The bill offers a narrow fix for one of the cannabis industry’s biggest hurdles: access to banking. It does not address other areas of cannabis law reform, like expungement or equity.
Colorado Rep. Earl Perlmutter reintroduced the SAFE Banking Act on Thursday in the U.S. House of Representatives. The Senate is expected to follow next week.
Perlmutter and the other House sponsors will hold a press conference Friday morning about the legislation.
The SAFE Banking Act of 2021 would provide clarity and safe harbor for financial institutions that want to work directly with cannabis-related businesses. The House first passed the SAFE Banking Act in an historic vote in 2019, but the bill later stalled in the then-GOP-controlled Senate. Democrats have narrow control of both chambers and the presidency, but that doesn’t necessarily mean that the SAFE Banking Act is a slam dunk. Further, the Act might not garner support from advocates who argue that cannabis banking reform should not pass without, or before, justice-focused efforts that seek to undo harms caused by prohibition.
The SAFE Banking Act would largely lift one of the biggest hurdles for the cannabis industry: access to banking services. Because cannabis remains federally illegal despite dozens of states passing medical cannabis laws, and 15 states and Washington, D.C. passing adult use cannabis legalization, banks remain hesitant to serve cannabis businesses, generally citing concerns over Federal Deposit Insurance Corporation compliance.
“Making the SAFE Banking Act the law of the land would mean thousands of cannabis businesses and their employees across the country would finally be able to gain full, legal access to the banking system, allowing them to be treated like any other legitimate business and greatly reducing the public safety risk in our communities,” Perlmutter told Cannabis Wire. “There is growing momentum for cannabis reform and the SAFE Banking Act is the first of many cannabis reforms Congress needs to address.”

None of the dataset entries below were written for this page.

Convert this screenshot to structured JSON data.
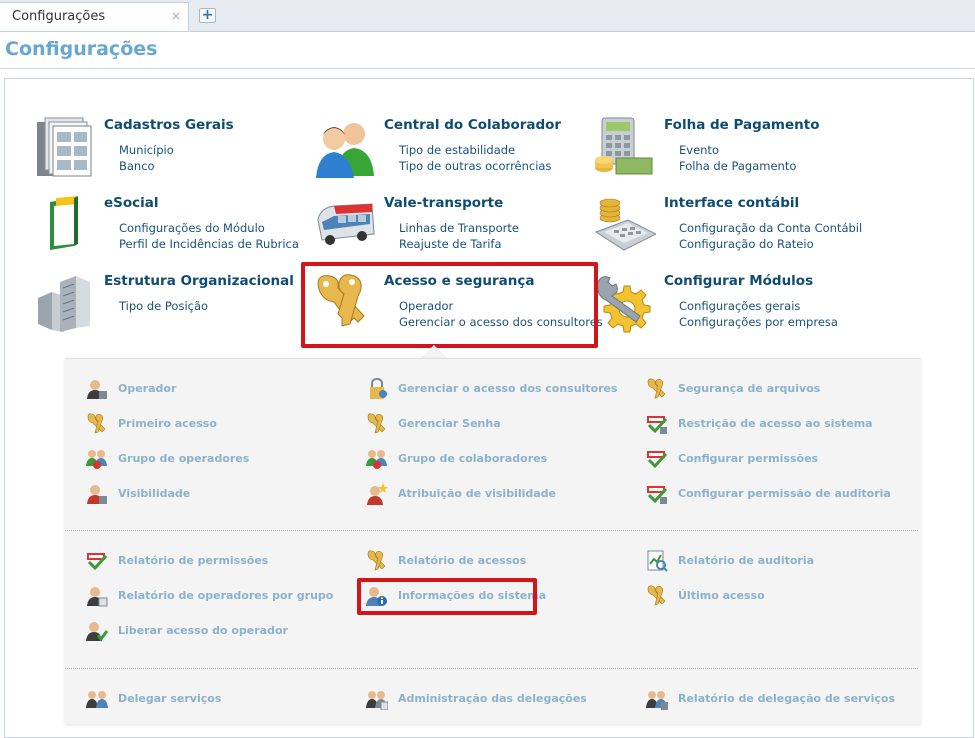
{
  "tabs": {
    "active_label": "Configurações",
    "close_glyph": "×",
    "add_glyph": "+"
  },
  "page": {
    "title": "Configurações"
  },
  "tiles": [
    {
      "title": "Cadastros Gerais",
      "icon": "documents-icon",
      "links": [
        "Município",
        "Banco"
      ]
    },
    {
      "title": "Central do Colaborador",
      "icon": "people-icon",
      "links": [
        "Tipo de estabilidade",
        "Tipo de outras ocorrências"
      ]
    },
    {
      "title": "Folha de Pagamento",
      "icon": "calculator-money-icon",
      "links": [
        "Evento",
        "Folha de Pagamento"
      ]
    },
    {
      "title": "eSocial",
      "icon": "esocial-icon",
      "links": [
        "Configurações do Módulo",
        "Perfil de Incidências de Rubrica"
      ]
    },
    {
      "title": "Vale-transporte",
      "icon": "bus-icon",
      "links": [
        "Linhas de Transporte",
        "Reajuste de Tarifa"
      ]
    },
    {
      "title": "Interface contábil",
      "icon": "accounting-calculator-icon",
      "links": [
        "Configuração da Conta Contábil",
        "Configuração do Rateio"
      ]
    },
    {
      "title": "Estrutura Organizacional",
      "icon": "buildings-icon",
      "links": [
        "Tipo de Posição"
      ]
    },
    {
      "title": "Acesso e segurança",
      "icon": "keys-icon",
      "links": [
        "Operador",
        "Gerenciar o acesso dos consultores"
      ]
    },
    {
      "title": "Configurar Módulos",
      "icon": "wrench-gear-icon",
      "links": [
        "Configurações gerais",
        "Configurações por empresa"
      ]
    }
  ],
  "submenu": {
    "section1": [
      {
        "label": "Operador",
        "icon": "operator-icon"
      },
      {
        "label": "Gerenciar o acesso dos consultores",
        "icon": "lock-user-icon"
      },
      {
        "label": "Segurança de arquivos",
        "icon": "keys-icon"
      },
      {
        "label": "Primeiro acesso",
        "icon": "keys-icon"
      },
      {
        "label": "Gerenciar Senha",
        "icon": "keys-icon"
      },
      {
        "label": "Restrição de acesso ao sistema",
        "icon": "checklist-icon"
      },
      {
        "label": "Grupo de operadores",
        "icon": "group-icon"
      },
      {
        "label": "Grupo de colaboradores",
        "icon": "group-icon"
      },
      {
        "label": "Configurar permissões",
        "icon": "checklist-icon"
      },
      {
        "label": "Visibilidade",
        "icon": "user-red-icon"
      },
      {
        "label": "Atribuição de visibilidade",
        "icon": "user-star-icon"
      },
      {
        "label": "Configurar permissão de auditoria",
        "icon": "checklist-icon"
      }
    ],
    "section2": [
      {
        "label": "Relatório de permissões",
        "icon": "checklist-icon"
      },
      {
        "label": "Relatório de acessos",
        "icon": "keys-icon"
      },
      {
        "label": "Relatório de auditoria",
        "icon": "audit-report-icon"
      },
      {
        "label": "Relatório de operadores por grupo",
        "icon": "operator-icon"
      },
      {
        "label": "Informações do sistema",
        "icon": "user-info-icon"
      },
      {
        "label": "Último acesso",
        "icon": "keys-icon"
      },
      {
        "label": "Liberar acesso do operador",
        "icon": "user-check-icon"
      }
    ],
    "section3": [
      {
        "label": "Delegar serviços",
        "icon": "delegate-icon"
      },
      {
        "label": "Administração das delegações",
        "icon": "delegate-admin-icon"
      },
      {
        "label": "Relatório de delegação de serviços",
        "icon": "delegate-report-icon"
      }
    ]
  },
  "colors": {
    "title": "#67a8d2",
    "tile_title": "#0e4c73",
    "tile_link": "#1b527a",
    "submenu_link": "#8bb2cc",
    "highlight": "#d3141b"
  }
}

On Wednesday, the American Bankers Association sent a letter to Representatives Ed Perlmutter, Steve Stivers, Nydia M. Velazquez, and Warren Davidson, outlining that while the ABA doesn’t take a position on adult use cannabis legalization, it does “support” the SAFE Banking Act and “urges the House Financial Services Committee to approve this legislation and for the full House of Representatives to quickly consider this important measure.”
“Our member banks find themselves in a difficult situation due to the conflict between state and federal law, with local communities encouraging them to bank cannabis businesses and federal law prohibiting it. Congress must act to resolve this conflict between state and federal law,” the letter noted. “The SAFE Banking Act is not a cure all for the cannabis banking challenge, but it is a measure that helps clarify many issues for the banking industry and regulators.”
Major financial institutions and entities, including Wells Fargo, HSBC North America, the American Family Mutual Insurance Company, M&T Bank Corporation, and PayPal have lobbied on the SAFE Banking Act, as Cannabis Wire has reported, along with cannabis giants like Canopy Growth, Surterra Holdings (now Parallel), Curaleaf Inc., and PAX Labs. Cannabis Wire has also covered the myriad cities and towns that have lobbied on the SAFE Banking Act, from the cities of Sacramento and Oakland to the Office of the Governor, State of Colorado and the State of Nevada.
“We have business owners coming to City Hall to make deposits, sometimes carrying large sums of cash,” Javier Trujillo, the director of government and public affairs for the City of Henderson, Nevada, which also lobbied on the SAFE Banking Act, told Cannabis Wire in 2019. “It could be in the tens of thousands, if not more sometimes, and they do it twice a year,” at tax time.
Interestingly, as Cannabis Wire has reported, the National Rifle Association and National Fraternal Order of Police have also lobbied on the issue.
Groups like the Drug Policy Alliance and the American Civil Liberties Union argued in 2019 that the SAFE Act doesn’t do enough to repair the harms caused by the enforcement of cannabis laws, which disproportionately affect people of color. In a letter addressed to House leadership, those groups, along with a handful of others, shared concerns that the bill’s passage “will undermine broader and more inclusive efforts to reform our country’s marijuana laws,” and that the bill “would benefit the marijuana industry, not communities who have felt the brunt of prohibition.”
Today, DPA’s position remains unchanged.
“We support comprehensive marijuana reform. Any marijuana bill that moves in Congress must include descheduling and social justice, including the expungement and resentencing of marijuana convictions,” Maritza Perez, Director of the Office of National Affairs at DPA, told Cannabis Wire.
Editor’s note: This story, originally published on March 17 under the headline “Cannabis Banking Bill Will Be Reintroduced in Congress This Week” has been updated to reflect the bill’s introduction.